Recently, I feel like my grief journey has been harder rather than easier. It is difficult to know why that is the case. Is it because it has now been almost two years since Andy died? Others have warned me of that difficult milestone. Is it due to that fact that spring has arrived with its promise of trees, flowers and new life while my heart is still feeling such sadness and death? Is it the social distancing/quarantine that has now gone on for two months keeping us all isolated in our homes? Perhaps it is a combination of all of these things. It is impossible to know for certain.
Because of that, I decided that this week, I really needed to focus on hope, hope that things will get better as time goes on. This immediately led me to write Kathleen to ask her to be on the show. Kathleen lost her young daughter Anna almost 20 years ago. We have a mutual friend, and Kathleen has been closely following our story through her. She sent me a copy of her book documenting her journey with Anna several months ago. More recently, as I had blogged about the difficulties of Andy’s birthday and Mother’s Day, she was quick with an email offering encouragement, and ideas of how to commemorate Andy.
Those emails always brightened my spirits just a little and I knew that I had to give her the opportunity to share her wisdom with all of my listeners and not just me. It is a blessing to hear from someone who has experienced these dark times. It is nice, too, to hear how she still remembers Anna and talks about her in everyday life. Now, though, those memories bring more smiles and laughter than tears.
These podcasts are extremely helpful and hopeful
I started listening to your podcast when my former pastor (now retired), Rev. Doug Van Doren talked about the death of his son. While I’d known Doug for many years, your interview with him helped me to know him on a deeper, more profound level. The loss of a child has a way of doing that.
I’ve been wanting to express my gratitude to you for your podcast for some time. After listening to your talk with Kathleen, I felt I couldn’t put it off any longer. Yes, in relating her story, she has a strength that brings hope, and a vulnerability that lets one know her loss can still bring her to her knees. And, that’s okay.
Please know that you are helping many, many people who you will likely never meet. I don’t have any children, but I’ve lost family and friends through death. Your podcasts help me deal with loss, as well as perhaps, have the words to say to someone who’s lost a child.

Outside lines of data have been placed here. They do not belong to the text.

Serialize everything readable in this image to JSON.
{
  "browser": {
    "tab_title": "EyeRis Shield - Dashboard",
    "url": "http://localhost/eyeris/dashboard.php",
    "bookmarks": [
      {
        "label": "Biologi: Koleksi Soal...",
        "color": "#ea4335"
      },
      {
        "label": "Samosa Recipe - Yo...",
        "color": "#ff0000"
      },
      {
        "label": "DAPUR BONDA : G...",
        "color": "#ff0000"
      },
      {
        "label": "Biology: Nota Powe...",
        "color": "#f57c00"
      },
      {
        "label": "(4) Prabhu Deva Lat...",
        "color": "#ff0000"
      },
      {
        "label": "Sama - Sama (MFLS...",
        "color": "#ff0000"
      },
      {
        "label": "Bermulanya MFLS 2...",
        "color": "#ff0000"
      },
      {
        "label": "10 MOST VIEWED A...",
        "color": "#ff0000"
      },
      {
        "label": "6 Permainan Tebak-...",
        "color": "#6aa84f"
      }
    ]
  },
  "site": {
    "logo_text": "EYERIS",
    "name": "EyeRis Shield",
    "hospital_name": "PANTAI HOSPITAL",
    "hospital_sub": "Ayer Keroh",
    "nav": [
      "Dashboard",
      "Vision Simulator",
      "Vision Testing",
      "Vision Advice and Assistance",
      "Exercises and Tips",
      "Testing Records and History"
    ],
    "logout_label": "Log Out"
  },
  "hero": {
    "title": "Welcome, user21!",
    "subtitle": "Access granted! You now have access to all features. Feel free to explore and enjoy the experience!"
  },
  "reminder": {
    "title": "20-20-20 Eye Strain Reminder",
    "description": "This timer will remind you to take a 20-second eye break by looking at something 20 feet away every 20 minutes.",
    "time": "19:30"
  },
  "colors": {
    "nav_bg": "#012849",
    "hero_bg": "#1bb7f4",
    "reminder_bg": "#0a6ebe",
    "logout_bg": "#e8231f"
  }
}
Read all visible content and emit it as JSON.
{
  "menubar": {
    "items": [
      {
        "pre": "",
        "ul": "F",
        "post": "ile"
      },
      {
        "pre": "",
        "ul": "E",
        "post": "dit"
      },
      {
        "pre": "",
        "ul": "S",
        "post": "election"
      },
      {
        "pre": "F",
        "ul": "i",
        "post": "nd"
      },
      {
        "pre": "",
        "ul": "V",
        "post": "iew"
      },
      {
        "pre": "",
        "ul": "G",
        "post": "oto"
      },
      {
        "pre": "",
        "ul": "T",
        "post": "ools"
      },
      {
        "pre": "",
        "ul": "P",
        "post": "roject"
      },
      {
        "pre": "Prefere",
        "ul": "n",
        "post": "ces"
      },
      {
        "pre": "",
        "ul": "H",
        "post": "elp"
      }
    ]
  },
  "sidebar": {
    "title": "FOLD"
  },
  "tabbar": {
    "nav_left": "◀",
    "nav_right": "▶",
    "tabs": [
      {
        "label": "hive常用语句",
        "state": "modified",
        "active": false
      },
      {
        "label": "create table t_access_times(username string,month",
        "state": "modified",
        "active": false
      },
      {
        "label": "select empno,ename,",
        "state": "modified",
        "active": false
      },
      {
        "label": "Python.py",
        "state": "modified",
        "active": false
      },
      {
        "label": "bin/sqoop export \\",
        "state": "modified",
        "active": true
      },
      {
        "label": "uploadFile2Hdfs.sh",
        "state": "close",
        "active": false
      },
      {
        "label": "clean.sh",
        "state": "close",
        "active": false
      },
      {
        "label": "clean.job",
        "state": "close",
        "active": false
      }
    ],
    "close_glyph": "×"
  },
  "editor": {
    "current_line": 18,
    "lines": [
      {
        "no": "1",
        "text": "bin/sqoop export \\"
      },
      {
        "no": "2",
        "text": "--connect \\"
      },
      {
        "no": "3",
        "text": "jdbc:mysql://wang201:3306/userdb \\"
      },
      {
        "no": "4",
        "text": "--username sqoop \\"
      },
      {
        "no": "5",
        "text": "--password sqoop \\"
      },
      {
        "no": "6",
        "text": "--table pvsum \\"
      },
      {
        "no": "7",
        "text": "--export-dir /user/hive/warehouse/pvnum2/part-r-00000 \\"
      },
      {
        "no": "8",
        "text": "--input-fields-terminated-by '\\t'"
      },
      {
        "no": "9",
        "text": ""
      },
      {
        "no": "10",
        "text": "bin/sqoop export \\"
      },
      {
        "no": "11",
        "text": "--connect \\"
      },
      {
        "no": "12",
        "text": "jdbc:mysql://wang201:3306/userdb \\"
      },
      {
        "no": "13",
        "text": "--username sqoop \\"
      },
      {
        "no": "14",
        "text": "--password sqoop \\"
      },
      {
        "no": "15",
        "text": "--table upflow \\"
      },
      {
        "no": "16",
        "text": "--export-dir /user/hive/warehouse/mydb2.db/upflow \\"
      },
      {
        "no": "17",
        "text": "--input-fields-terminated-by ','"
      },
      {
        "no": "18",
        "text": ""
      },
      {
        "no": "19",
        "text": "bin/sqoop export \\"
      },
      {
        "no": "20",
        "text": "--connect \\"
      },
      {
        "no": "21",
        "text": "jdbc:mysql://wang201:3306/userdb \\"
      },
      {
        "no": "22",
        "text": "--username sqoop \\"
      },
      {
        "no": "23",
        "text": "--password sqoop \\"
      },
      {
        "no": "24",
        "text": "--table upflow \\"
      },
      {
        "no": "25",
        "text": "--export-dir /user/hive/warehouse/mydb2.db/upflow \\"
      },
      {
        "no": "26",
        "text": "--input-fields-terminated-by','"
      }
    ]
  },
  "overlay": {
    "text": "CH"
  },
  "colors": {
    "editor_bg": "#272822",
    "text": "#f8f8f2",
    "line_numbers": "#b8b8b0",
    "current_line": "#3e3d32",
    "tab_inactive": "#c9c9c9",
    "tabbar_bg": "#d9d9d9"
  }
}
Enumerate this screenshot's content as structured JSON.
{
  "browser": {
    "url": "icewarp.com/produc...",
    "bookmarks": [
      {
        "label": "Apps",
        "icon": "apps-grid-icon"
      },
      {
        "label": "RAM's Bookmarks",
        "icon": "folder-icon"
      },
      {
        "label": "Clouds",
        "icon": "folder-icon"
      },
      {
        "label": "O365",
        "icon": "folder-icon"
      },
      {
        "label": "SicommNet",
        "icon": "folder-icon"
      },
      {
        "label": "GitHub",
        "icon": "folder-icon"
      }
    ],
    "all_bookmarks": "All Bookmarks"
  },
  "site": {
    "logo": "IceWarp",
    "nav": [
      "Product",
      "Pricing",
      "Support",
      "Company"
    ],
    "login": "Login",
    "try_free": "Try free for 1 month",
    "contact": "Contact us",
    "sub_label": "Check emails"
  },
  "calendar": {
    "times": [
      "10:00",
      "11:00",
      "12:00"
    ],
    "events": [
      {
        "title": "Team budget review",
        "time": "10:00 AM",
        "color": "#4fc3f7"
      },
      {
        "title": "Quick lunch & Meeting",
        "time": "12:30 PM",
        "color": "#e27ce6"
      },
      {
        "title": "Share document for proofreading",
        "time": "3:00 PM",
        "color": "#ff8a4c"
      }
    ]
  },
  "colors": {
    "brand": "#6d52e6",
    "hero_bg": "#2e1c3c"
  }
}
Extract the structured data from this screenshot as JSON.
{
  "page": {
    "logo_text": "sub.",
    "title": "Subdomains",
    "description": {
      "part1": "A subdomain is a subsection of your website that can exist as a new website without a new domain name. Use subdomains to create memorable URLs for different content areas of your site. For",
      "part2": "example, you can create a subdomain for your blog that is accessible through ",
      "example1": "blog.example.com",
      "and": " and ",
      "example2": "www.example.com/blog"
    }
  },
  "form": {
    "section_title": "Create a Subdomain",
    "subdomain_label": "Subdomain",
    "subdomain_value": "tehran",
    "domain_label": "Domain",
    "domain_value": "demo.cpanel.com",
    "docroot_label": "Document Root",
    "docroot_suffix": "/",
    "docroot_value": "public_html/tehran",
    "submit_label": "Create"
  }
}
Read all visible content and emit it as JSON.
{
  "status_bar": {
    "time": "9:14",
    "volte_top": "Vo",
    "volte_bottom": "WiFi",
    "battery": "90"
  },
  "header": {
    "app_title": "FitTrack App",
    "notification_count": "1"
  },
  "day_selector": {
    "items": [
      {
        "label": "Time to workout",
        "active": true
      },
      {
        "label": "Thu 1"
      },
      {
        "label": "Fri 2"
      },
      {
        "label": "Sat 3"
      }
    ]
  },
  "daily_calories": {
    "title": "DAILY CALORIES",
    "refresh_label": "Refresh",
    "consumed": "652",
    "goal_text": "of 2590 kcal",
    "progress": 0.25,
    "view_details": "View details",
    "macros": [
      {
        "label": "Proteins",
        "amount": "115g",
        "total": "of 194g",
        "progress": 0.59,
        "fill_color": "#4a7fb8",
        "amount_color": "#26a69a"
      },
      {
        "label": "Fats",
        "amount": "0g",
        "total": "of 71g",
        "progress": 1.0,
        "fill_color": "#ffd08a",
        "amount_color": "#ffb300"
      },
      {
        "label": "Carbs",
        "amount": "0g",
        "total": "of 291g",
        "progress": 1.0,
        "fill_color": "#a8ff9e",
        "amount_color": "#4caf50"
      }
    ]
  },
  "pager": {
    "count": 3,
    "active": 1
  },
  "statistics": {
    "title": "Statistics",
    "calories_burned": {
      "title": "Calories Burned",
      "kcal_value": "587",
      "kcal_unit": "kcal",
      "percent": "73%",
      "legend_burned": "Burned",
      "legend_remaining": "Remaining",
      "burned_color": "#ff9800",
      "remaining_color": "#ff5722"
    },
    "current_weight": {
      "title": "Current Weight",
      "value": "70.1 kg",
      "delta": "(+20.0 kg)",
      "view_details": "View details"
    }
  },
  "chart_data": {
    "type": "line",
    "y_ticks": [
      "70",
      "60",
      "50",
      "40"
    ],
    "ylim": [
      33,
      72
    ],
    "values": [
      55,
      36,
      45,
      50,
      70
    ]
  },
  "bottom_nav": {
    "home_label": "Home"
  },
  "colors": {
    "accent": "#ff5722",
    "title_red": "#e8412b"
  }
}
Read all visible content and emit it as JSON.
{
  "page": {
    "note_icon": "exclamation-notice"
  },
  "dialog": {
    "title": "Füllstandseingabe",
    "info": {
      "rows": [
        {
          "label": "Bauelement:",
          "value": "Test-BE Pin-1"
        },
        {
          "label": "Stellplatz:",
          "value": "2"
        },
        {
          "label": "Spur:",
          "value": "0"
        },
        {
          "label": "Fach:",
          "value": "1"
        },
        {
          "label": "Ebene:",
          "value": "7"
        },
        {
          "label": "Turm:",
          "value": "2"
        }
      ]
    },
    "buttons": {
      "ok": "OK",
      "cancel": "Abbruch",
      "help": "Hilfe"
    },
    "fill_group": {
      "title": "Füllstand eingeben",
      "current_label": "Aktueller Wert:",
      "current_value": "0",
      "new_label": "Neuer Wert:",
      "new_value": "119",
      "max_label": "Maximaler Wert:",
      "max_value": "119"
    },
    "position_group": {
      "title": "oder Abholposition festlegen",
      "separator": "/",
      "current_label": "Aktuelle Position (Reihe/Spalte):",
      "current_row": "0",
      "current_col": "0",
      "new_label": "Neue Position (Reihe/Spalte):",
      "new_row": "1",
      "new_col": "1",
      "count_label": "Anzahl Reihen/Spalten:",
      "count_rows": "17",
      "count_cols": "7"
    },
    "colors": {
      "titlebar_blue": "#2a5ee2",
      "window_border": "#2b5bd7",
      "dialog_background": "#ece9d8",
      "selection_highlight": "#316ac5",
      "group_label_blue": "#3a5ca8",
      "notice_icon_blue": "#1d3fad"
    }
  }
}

This was a wonderful glimpse into an painful journey to acceptance and growth. I lost my only son to SIDS, at 2.5 months. Perfectly normal baby suddenly gone. There are many variations to our losses that distinguish the loss, but what is in common is the sense that is feel wrong to bury our child, that we are NOT to feel this separation. I physically hurt, not just that Derrick had been a voracious nurser, but I felt the physical loss as though my heart had been torn out of my body. For many years I believed the best part of me had died and left. I longed to learn more about heaven and no longer feared death. It has now been 31 years, I think of him every day, knowing my life is richer because I have him waiting in heaven, but the joy and promise of our reunion is so real and comforting. Maybe that is what makes the pain more bearable now?? Heaven is so real and such a comforting promise after years of meditating on the promises of my home, I know Derrick will be there waiting for his Dad, Mom and 4 living sisters, plus our 3 miscarriages. The loss takes on a perspective and the sharp pain of loss loses the gut wrenching pain. My 73 days and 9 months of memories bring me comfort and joy while I wait for HIS promise to be fulfilled.
We were so blessed to have Anna with us for one year, eight months, fifteen days, one hour and forth-four minutes. Every moment was a blessing! And I, too, look forward to seeing her again! Praying for all of us who have experienced the unimaginable.